"Love That's True" is a peppy number as close to “pure blues” as Dwight comes on this CD. Featuring Shane's slide guitar talents and deft acoustic and Dobro work from both Kevin McKendree and Rob McNelley, this song marries Blues and Country with the delightful vocals of the McCrary Sisters--Ann, Regina, and Alfreda. The chorus girls cry "Whoa, whoa, whoa--boy, can I come with you?" However, Dwight dismisses them with a backwoods gentleman's flair: "No, no, no--I'm waiting on a love that's true."
Sure, there will be those who prefer Memphis Blues spice instead of Nashville’s, but if you ever loved Rock and Roll, you will dig this album. Shane Dwight’s unabridged honesty in telling his story has translated into songs emotionally and musically addicting for the rest of us, too.

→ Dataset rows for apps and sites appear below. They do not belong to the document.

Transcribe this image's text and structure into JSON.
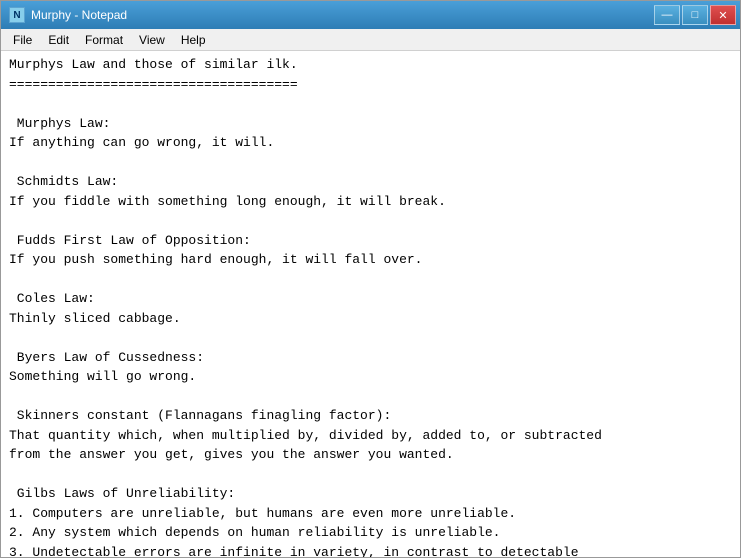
{
  "window": {
    "title": "Murphy - Notepad",
    "icon_label": "N"
  },
  "title_buttons": {
    "minimize": "—",
    "maximize": "□",
    "close": "✕"
  },
  "menu": {
    "items": [
      "File",
      "Edit",
      "Format",
      "View",
      "Help"
    ]
  },
  "editor": {
    "content": "Murphys Law and those of similar ilk.\n=====================================\n\n Murphys Law:\nIf anything can go wrong, it will.\n\n Schmidts Law:\nIf you fiddle with something long enough, it will break.\n\n Fudds First Law of Opposition:\nIf you push something hard enough, it will fall over.\n\n Coles Law:\nThinly sliced cabbage.\n\n Byers Law of Cussedness:\nSomething will go wrong.\n\n Skinners constant (Flannagans finagling factor):\nThat quantity which, when multiplied by, divided by, added to, or subtracted\nfrom the answer you get, gives you the answer you wanted.\n\n Gilbs Laws of Unreliability:\n1. Computers are unreliable, but humans are even more unreliable.\n2. Any system which depends on human reliability is unreliable.\n3. Undetectable errors are infinite in variety, in contrast to detectable"
  }
}
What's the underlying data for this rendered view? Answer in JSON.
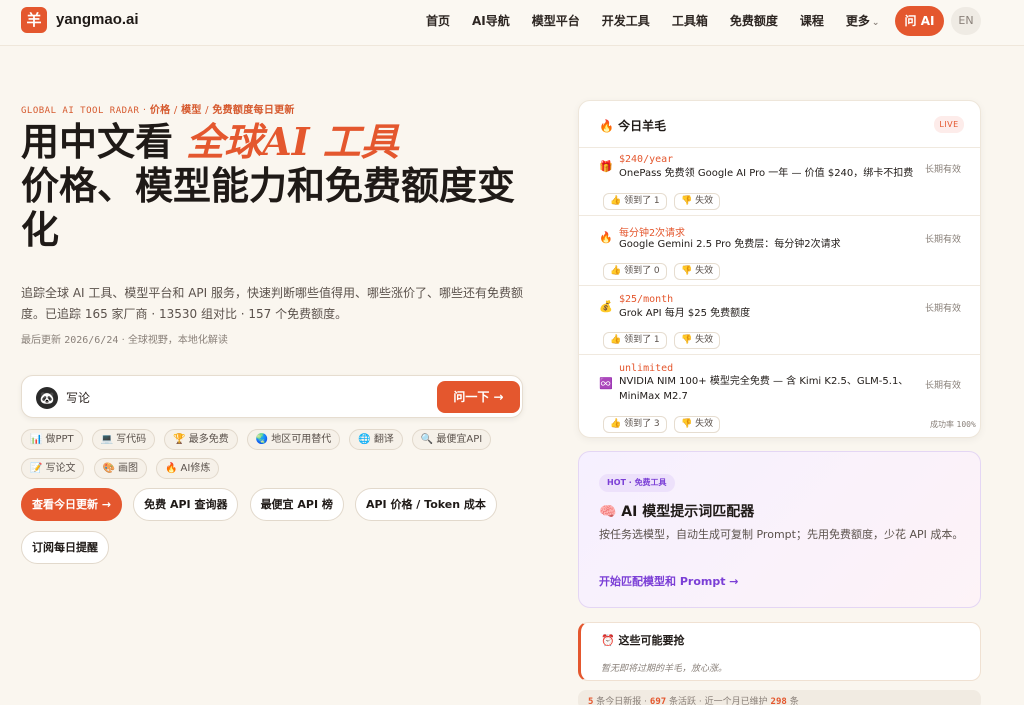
{
  "nav": {
    "logo_char": "羊",
    "brand": "yangmao.ai",
    "links": [
      "首页",
      "AI导航",
      "模型平台",
      "开发工具",
      "工具箱",
      "免费额度",
      "课程",
      "更多"
    ],
    "more_arrow": "⌄",
    "ask_label": "问 AI",
    "lang_label": "EN"
  },
  "hero": {
    "eyebrow_en": "GLOBAL AI TOOL RADAR",
    "eyebrow_sep": "·",
    "eyebrow_crumbs": [
      "价格",
      "模型",
      "免费额度每日更新"
    ],
    "eyebrow_slash": "/",
    "headline_plain": "用中文看",
    "headline_accent": "全球AI 工具",
    "headline_rest": "价格、模型能力和免费额度变化",
    "description": "追踪全球 AI 工具、模型平台和 API 服务，快速判断哪些值得用、哪些涨价了、哪些还有免费额度。已追踪 165 家厂商 · 13530 组对比 · 157 个免费额度。",
    "meta_label": "最后更新",
    "meta_date": "2026/6/24",
    "meta_sep": "·",
    "meta_tail": "全球视野，本地化解读"
  },
  "search": {
    "avatar": "🐼",
    "value": "写论",
    "placeholder": "",
    "button": "问一下 →"
  },
  "chips": [
    {
      "icon": "📊",
      "label": "做PPT"
    },
    {
      "icon": "💻",
      "label": "写代码"
    },
    {
      "icon": "🏆",
      "label": "最多免费"
    },
    {
      "icon": "🌏",
      "label": "地区可用替代"
    },
    {
      "icon": "🌐",
      "label": "翻译"
    },
    {
      "icon": "🔍",
      "label": "最便宜API"
    },
    {
      "icon": "📝",
      "label": "写论文"
    },
    {
      "icon": "🎨",
      "label": "画图"
    },
    {
      "icon": "🔥",
      "label": "AI修炼"
    }
  ],
  "ctas": [
    "查看今日更新 →",
    "免费 API 查询器",
    "最便宜 API 榜",
    "API 价格 / Token 成本",
    "订阅每日提醒"
  ],
  "today": {
    "title_icon": "🔥",
    "title": "今日羊毛",
    "live": "LIVE",
    "deals": [
      {
        "icon": "🎁",
        "price": "$240/year",
        "title": "OnePass 免费领 Google AI Pro 一年 — 价值 $240，绑卡不扣费",
        "valid": "长期有效",
        "got": "👍 领到了 1",
        "fail": "👎 失效"
      },
      {
        "icon": "🔥",
        "price": "每分钟2次请求",
        "title": "Google Gemini 2.5 Pro 免费层：每分钟2次请求",
        "valid": "长期有效",
        "got": "👍 领到了 0",
        "fail": "👎 失效"
      },
      {
        "icon": "💰",
        "price": "$25/month",
        "title": "Grok API 每月 $25 免费额度",
        "valid": "长期有效",
        "got": "👍 领到了 1",
        "fail": "👎 失效"
      },
      {
        "icon": "♾️",
        "price": "unlimited",
        "title": "NVIDIA NIM 100+ 模型完全免费 — 含 Kimi K2.5、GLM-5.1、MiniMax M2.7",
        "valid": "长期有效",
        "got": "👍 领到了 3",
        "fail": "👎 失效"
      }
    ],
    "success_label": "成功率",
    "success_value": "100%"
  },
  "hot": {
    "badge": "HOT · 免费工具",
    "title": "🧠 AI 模型提示词匹配器",
    "desc": "按任务选模型，自动生成可复制 Prompt；先用免费额度，少花 API 成本。",
    "link": "开始匹配模型和 Prompt →"
  },
  "urgent": {
    "title": "⏰ 这些可能要抢",
    "desc": "暂无即将过期的羊毛，放心涨。"
  },
  "stats": {
    "a_num": "5",
    "a_label": "条今日新报",
    "b_num": "697",
    "b_label": "条活跃",
    "c_label": "近一个月已维护",
    "c_num": "298",
    "c_tail": "条"
  }
}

Reviewer James "Skyy Dobro" Walker is a noted Blues writer, DJ, Master of Ceremonies, and Blues Blast contributor. His weekly radio show "Friends of the Blues" can be heard Saturdays 8 pm - Midnight on WKCC 91.1 FM and at www.wkccradio.org in Kankakee, IL. Amy Walker contributed to this review. To See James “Skyy Dobro” Walker's CD rating system, CLICK HERE.